There is so much to this phone that I could go on and on talking about it. It has ‘wowed’ me far more than iPhone ever did. Streaming applications such as Beebplayer (BBC iPlayer application) and internet radio streams work perfectly, as does photo editing software such as Picsay Lite and the superb, and free, Photoshop mobile. The Footprints application takes geotagged photos and links them to your maps in Google Maps, meaning you can take a tour of your photos through Maps, or have photos flag up when you pass/travel to locations you (or anyone else in your Google network) have already geotagged. This is similar to iPhoto on Mac, but this is mobile. This is one of the reasons that the cloud computing model is, I think, going to revolutionise computing, and in particular mobile computing. Also bundled are all the usual Google applications like Talk, Voice, Gmail etc. It is a testament to how far Android has already come that these excellent applications now look to be standard features, usurped in a review by the really flashy, slick stuff on board. Photos can be shared through Picasa, Facebook, Flickr, Peep (Twitter) – all of which are integrated in to the phone as baseline functions, meaning that no application is necessary to use the function, it’s practically a part of the OS, as well as any other applications you install, plus email and IM applications. This phone is connected via WiFi, 3G, 3.5G (HSDPA, up to 7 mbps – very impressive), Bluetooth, GPS (which has a pinpoint accuracy when tracking and locating) and is a media and Internet powerhouse, fully connected and connectable with all the major location services catered to such as Maps, My Tracks, Google Sky Map. It’s all there and it’s executed in what it is safe to call the best Android phone to date.

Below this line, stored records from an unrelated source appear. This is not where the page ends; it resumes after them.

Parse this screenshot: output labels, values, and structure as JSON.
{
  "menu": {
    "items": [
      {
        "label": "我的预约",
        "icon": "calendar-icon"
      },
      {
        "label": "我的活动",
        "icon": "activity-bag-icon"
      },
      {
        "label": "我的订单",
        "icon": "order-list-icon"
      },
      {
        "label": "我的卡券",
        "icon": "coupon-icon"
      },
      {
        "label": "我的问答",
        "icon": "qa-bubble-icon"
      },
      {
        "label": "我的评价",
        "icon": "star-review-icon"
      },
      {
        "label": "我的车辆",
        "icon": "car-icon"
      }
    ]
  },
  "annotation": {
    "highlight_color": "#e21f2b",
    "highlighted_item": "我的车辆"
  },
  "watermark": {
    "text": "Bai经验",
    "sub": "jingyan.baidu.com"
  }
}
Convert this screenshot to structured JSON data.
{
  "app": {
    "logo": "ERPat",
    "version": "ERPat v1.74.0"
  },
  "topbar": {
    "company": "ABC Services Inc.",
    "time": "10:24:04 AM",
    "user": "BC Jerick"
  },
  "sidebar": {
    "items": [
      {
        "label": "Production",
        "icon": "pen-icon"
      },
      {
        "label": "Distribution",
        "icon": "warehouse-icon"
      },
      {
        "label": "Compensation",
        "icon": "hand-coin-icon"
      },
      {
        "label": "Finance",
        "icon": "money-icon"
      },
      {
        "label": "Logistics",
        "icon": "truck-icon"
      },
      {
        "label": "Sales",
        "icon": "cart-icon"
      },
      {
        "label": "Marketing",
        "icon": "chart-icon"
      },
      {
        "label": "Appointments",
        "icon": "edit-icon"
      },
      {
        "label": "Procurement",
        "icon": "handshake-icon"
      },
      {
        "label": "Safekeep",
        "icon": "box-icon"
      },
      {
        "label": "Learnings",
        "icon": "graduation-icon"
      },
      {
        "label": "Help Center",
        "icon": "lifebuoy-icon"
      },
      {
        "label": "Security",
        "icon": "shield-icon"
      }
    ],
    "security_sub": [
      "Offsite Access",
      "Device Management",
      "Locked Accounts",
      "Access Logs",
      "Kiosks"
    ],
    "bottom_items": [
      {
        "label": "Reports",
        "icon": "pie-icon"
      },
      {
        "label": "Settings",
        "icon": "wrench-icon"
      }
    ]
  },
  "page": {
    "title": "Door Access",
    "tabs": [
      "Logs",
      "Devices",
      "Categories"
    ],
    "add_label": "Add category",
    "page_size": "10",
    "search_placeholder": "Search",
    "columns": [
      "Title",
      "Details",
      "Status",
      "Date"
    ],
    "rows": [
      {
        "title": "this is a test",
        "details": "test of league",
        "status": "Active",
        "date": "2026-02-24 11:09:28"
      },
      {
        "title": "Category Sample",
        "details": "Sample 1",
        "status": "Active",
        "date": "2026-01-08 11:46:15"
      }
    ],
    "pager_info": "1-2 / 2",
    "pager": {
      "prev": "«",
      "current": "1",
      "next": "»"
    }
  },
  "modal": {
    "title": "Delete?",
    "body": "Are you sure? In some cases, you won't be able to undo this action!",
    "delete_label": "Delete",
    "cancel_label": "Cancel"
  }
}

And did I mention it makes and takes calls and texts as well? Very well it does too…